Background: Citizens make many decisions each and every day. Some are personal decisions for themselves or their families, whereas others are decisions related to their community, their country, or the world.
In January 2022, the Global Commission on Evidence to Address Societal Challenges released a report.(1) Two recommendations in particular speak directly to the impact of evidence on citizens: 1) help citizens use evidence to inform both personal decisions and decisions related to their community, their country, and the world; and 2) address the spread of false, inaccurate, and misleading information (also called ‘misinformation’), which can lead to bad decisions and harmful consequences. These recommendations are in perfect alignment with Cochrane’s goals of producing trusted evidence, advocating for evidence, and informing healthcare decisions.

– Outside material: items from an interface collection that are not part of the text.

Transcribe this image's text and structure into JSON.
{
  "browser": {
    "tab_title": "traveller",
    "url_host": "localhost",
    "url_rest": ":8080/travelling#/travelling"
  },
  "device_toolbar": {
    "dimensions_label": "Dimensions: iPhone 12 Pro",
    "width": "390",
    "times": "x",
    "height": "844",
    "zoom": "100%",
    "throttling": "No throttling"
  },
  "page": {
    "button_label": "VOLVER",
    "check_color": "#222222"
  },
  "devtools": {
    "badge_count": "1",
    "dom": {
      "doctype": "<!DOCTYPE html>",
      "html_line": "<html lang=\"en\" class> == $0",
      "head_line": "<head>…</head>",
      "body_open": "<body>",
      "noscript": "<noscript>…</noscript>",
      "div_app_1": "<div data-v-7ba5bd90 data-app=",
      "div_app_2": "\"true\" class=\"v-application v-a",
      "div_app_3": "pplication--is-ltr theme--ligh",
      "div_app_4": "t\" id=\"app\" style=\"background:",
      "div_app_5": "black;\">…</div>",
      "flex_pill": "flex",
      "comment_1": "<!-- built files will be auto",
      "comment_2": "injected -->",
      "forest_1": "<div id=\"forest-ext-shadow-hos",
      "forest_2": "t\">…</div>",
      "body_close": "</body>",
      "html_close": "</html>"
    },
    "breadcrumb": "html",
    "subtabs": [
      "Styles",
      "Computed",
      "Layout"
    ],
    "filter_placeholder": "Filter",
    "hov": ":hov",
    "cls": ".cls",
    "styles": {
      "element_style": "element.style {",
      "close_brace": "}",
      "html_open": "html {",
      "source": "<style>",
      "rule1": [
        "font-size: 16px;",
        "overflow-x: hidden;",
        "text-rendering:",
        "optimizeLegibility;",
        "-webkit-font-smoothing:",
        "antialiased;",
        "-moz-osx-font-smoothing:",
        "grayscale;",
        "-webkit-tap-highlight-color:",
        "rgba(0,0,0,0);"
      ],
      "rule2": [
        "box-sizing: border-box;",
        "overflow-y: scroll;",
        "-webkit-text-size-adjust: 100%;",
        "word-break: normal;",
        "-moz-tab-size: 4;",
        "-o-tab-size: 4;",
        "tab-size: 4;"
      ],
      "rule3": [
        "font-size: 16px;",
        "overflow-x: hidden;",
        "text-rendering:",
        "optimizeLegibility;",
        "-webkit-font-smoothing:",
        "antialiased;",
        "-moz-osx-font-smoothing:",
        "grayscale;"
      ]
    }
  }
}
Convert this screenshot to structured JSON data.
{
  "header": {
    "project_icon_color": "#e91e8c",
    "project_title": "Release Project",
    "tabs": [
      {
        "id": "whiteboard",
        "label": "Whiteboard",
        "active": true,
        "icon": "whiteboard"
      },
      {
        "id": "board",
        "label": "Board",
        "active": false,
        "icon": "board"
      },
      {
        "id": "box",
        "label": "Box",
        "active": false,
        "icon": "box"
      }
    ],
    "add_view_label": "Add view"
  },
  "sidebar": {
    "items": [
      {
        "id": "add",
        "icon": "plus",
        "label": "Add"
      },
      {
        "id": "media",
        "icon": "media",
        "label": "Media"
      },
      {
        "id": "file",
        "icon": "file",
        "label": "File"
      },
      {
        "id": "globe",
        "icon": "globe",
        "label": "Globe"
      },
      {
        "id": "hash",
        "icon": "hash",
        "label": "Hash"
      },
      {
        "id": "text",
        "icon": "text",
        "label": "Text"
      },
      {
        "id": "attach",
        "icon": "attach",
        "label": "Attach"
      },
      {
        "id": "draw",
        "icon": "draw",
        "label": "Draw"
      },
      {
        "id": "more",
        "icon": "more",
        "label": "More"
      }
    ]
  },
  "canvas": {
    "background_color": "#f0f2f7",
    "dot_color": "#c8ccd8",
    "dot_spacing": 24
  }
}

Objectives: This interactive workshop aims to support a discussion about ‘putting evidence at the centre of everyday life,’ including:
• the challenges in using evidence in everyday life;
• possible solutions to address these challenges; and
• potential barriers and facilitators to move forward with these solutions. The workshop will also be an opportunity to explore how to promote, contribute to, and/or lead efforts to put evidence at the centre of everyday life (keeping in mind the importance of a global lens and the challenges/opportunities present in different contexts).
Description: The workshop will consist of a short presentation to prompt discussion, followed by small-group and plenary discussions. Workshop participants will have the opportunity to share their insights about how the challenges can be experienced locally and globally. Each small group will be asked to tackle a potential strategy to put evidence at the centre of everyday life, discussing whether and how it is relevant to their context and how it could be operationalized. These may include strategies to: - help citizens judge what others are claiming or more generally find (and receive) reliable information; - make evidence available to citizens when they are making choices; - engage citizens in asking questions and answering them (with new research or with existing evidence); and - make evidence-based choices the default or easy option.
2McMaster Health Forum, Canada